[What is expected]
Write out all of the entries exactly, please.

[Stored data entries]

>>

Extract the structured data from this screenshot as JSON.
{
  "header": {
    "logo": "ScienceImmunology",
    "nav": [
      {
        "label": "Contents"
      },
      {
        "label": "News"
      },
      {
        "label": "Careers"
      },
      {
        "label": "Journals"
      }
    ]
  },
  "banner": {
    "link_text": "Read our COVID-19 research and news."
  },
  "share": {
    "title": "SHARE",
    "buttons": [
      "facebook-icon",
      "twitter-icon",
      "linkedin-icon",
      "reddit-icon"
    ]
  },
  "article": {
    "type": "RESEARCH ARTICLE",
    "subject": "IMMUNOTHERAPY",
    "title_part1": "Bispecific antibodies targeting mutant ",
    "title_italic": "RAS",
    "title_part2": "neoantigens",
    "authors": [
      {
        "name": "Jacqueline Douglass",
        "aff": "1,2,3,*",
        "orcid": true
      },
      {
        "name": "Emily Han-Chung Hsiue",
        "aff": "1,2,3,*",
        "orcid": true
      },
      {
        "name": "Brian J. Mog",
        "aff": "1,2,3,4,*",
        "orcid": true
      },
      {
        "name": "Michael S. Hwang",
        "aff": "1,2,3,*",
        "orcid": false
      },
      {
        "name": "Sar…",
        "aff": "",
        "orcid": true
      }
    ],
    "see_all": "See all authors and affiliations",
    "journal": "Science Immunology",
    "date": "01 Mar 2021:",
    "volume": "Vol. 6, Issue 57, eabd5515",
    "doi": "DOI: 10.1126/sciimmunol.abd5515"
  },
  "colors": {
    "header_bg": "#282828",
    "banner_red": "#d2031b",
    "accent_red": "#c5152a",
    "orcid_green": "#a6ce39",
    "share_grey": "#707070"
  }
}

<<

[Response]
Extract the structured data from this screenshot as JSON.
{
  "header": {
    "logo": "ScienceImmunology",
    "nav": [
      {
        "label": "Contents"
      },
      {
        "label": "News"
      },
      {
        "label": "Careers"
      },
      {
        "label": "Journals"
      }
    ]
  },
  "banner": {
    "link_text": "Read our COVID-19 research and news."
  },
  "share": {
    "title": "SHARE",
    "buttons": [
      "facebook-icon",
      "twitter-icon",
      "linkedin-icon",
      "reddit-icon"
    ]
  },
  "article": {
    "type": "RESEARCH ARTICLE",
    "subject": "IMMUNOTHERAPY",
    "title_part1": "Bispecific antibodies targeting mutant ",
    "title_italic": "RAS",
    "title_part2": "neoantigens",
    "authors": [
      {
        "name": "Jacqueline Douglass",
        "aff": "1,2,3,*",
        "orcid": true
      },
      {
        "name": "Emily Han-Chung Hsiue",
        "aff": "1,2,3,*",
        "orcid": true
      },
      {
        "name": "Brian J. Mog",
        "aff": "1,2,3,4,*",
        "orcid": true
      },
      {
        "name": "Michael S. Hwang",
        "aff": "1,2,3,*",
        "orcid": false
      },
      {
        "name": "Sar…",
        "aff": "",
        "orcid": true
      }
    ],
    "see_all": "See all authors and affiliations",
    "journal": "Science Immunology",
    "date": "01 Mar 2021:",
    "volume": "Vol. 6, Issue 57, eabd5515",
    "doi": "DOI: 10.1126/sciimmunol.abd5515"
  },
  "colors": {
    "header_bg": "#282828",
    "banner_red": "#d2031b",
    "accent_red": "#c5152a",
    "orcid_green": "#a6ce39",
    "share_grey": "#707070"
  }
}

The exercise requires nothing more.